2. How can we learn behavior from God?
Don't get me wrong, I think holiness is a great thing and I'd love to do it. But what is God talking about? Saying be holy is as informative as telling a doctor "I hurt, please fix it."
An answer to these very important philosophical questions may be understood by addressing another fundamental question: Why does the Torah dedicate significant ink to describe Abraham's kindness but almost wholly neglects to describe the period of Abraham's search and invention of monotheism? Would it not be more worthwhile for the Torah to describe how Abraham found God and brought others to become aware of God?

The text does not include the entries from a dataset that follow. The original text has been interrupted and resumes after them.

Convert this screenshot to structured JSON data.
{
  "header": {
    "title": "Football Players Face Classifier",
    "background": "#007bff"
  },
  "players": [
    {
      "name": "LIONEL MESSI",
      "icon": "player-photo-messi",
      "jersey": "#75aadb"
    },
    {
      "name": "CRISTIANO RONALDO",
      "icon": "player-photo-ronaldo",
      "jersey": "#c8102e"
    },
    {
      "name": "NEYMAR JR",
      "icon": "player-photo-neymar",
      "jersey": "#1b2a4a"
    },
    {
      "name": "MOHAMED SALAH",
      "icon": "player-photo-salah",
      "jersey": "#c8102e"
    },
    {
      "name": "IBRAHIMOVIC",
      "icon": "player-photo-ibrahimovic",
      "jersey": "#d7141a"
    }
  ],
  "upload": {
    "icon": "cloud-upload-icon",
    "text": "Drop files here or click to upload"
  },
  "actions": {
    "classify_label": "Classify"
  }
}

Seemingly, Abraham's behavior was not rational. On the third (and most painful) day after his circumcision Abraham went to offer hospitality to travelers. Then, when no travelers were to be found, he bemoaned the fact that he was not doing his job. Finally, when God graced him with three guests, Abraham ran to get the best of his cattle and food. Surely desert travelers would be elated by simply having fresh food, why then did Abraham have to get them the best?!

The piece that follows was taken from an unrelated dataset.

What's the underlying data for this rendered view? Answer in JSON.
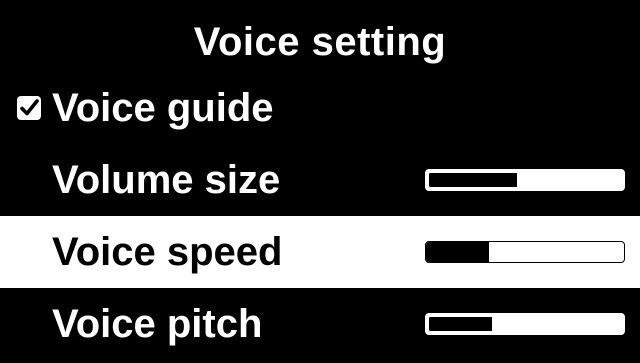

If one judges by human standards, Abraham was not acting rationally. However, if one would understand Abraham's inspiration, it can be seen how truly righteous his actions were.
Before there was a planet and universe, there was just God. God felt compelled to create a universe and thereby bestow kindness on a limited and mortal world. So too, was Abraham's behavior. When he was sick, his primary concern should have been for himself and his recovery. Yet despite that, he was compelled to go out and look to do kindness for others.
But for Abraham, it wasn't enough to just do kindness it had to be the best kindness. Why? When creating the world, naturally God should have first created Adam (& Eve). Then, after seeing that they need land to walk on, create earth with water to drink and trees to eat, etc… But that is not how God formulated creation. God first created everything else, and only created humankind after the entire universe was created from end to end. This way the best of everything was available to Adam and Eve as soon as they were created. So too was Abraham's kindness. It was not enough that he met his guests' basic needs. Abraham had to do his utmost to provide anything and everything that he could think of the make their brief sojourn with him pleasant and motivational.
As Abraham has done with his guests and as God has done with us, so too are we commanded to do irrational kindness to others. Be Holy for I am holy. We, the Children of Israel, do not define holiness, religion, or ethics by humanistic imagination which is limited, biased, and often cruel. We are a people who are holy as our God is holy. We do kindness and we heal as our God does kindness and heals.
Prepared by Moshe Starkman, Data Systems Associate, Hillel's Schusterman International Center.
Additional commentaries and text studies on Kedoshim at MyJewishLearning.com.